** Problem statement **
Your answer must be the full set of entries, reproduced exactly.

** Raw data **

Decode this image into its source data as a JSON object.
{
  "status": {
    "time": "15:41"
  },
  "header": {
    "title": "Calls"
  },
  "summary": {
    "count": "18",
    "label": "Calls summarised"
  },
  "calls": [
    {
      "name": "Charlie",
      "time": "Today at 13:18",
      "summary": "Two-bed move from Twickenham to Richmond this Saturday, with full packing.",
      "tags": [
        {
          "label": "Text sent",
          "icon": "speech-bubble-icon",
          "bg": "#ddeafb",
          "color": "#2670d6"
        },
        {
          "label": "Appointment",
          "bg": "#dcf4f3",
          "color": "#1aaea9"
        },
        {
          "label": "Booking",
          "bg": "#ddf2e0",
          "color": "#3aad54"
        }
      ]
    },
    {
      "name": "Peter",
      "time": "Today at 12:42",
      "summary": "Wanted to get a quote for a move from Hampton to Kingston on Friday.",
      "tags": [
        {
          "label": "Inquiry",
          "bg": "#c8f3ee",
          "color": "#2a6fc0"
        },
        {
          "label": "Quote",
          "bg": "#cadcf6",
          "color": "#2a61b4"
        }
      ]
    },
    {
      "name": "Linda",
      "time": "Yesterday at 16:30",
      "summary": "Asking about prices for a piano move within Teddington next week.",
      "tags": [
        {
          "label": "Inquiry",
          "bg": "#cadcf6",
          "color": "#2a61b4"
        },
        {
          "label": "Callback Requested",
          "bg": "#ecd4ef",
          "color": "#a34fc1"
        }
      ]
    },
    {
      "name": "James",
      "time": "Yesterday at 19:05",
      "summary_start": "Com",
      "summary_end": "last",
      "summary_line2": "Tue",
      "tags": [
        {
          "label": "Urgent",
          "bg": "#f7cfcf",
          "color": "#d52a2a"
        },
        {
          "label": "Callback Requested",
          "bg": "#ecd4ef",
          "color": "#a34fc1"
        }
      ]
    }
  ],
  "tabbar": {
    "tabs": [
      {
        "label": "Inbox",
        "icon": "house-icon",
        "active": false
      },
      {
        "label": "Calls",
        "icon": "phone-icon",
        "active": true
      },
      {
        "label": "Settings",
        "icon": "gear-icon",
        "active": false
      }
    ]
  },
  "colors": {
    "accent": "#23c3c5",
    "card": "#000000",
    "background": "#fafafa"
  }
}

** Expected answer **
Decode this image into its source data as a JSON object.
{
  "status": {
    "time": "15:41"
  },
  "header": {
    "title": "Calls"
  },
  "summary": {
    "count": "18",
    "label": "Calls summarised"
  },
  "calls": [
    {
      "name": "Charlie",
      "time": "Today at 13:18",
      "summary": "Two-bed move from Twickenham to Richmond this Saturday, with full packing.",
      "tags": [
        {
          "label": "Text sent",
          "icon": "speech-bubble-icon",
          "bg": "#ddeafb",
          "color": "#2670d6"
        },
        {
          "label": "Appointment",
          "bg": "#dcf4f3",
          "color": "#1aaea9"
        },
        {
          "label": "Booking",
          "bg": "#ddf2e0",
          "color": "#3aad54"
        }
      ]
    },
    {
      "name": "Peter",
      "time": "Today at 12:42",
      "summary": "Wanted to get a quote for a move from Hampton to Kingston on Friday.",
      "tags": [
        {
          "label": "Inquiry",
          "bg": "#c8f3ee",
          "color": "#2a6fc0"
        },
        {
          "label": "Quote",
          "bg": "#cadcf6",
          "color": "#2a61b4"
        }
      ]
    },
    {
      "name": "Linda",
      "time": "Yesterday at 16:30",
      "summary": "Asking about prices for a piano move within Teddington next week.",
      "tags": [
        {
          "label": "Inquiry",
          "bg": "#cadcf6",
          "color": "#2a61b4"
        },
        {
          "label": "Callback Requested",
          "bg": "#ecd4ef",
          "color": "#a34fc1"
        }
      ]
    },
    {
      "name": "James",
      "time": "Yesterday at 19:05",
      "summary_start": "Com",
      "summary_end": "last",
      "summary_line2": "Tue",
      "tags": [
        {
          "label": "Urgent",
          "bg": "#f7cfcf",
          "color": "#d52a2a"
        },
        {
          "label": "Callback Requested",
          "bg": "#ecd4ef",
          "color": "#a34fc1"
        }
      ]
    }
  ],
  "tabbar": {
    "tabs": [
      {
        "label": "Inbox",
        "icon": "house-icon",
        "active": false
      },
      {
        "label": "Calls",
        "icon": "phone-icon",
        "active": true
      },
      {
        "label": "Settings",
        "icon": "gear-icon",
        "active": false
      }
    ]
  },
  "colors": {
    "accent": "#23c3c5",
    "card": "#000000",
    "background": "#fafafa"
  }
}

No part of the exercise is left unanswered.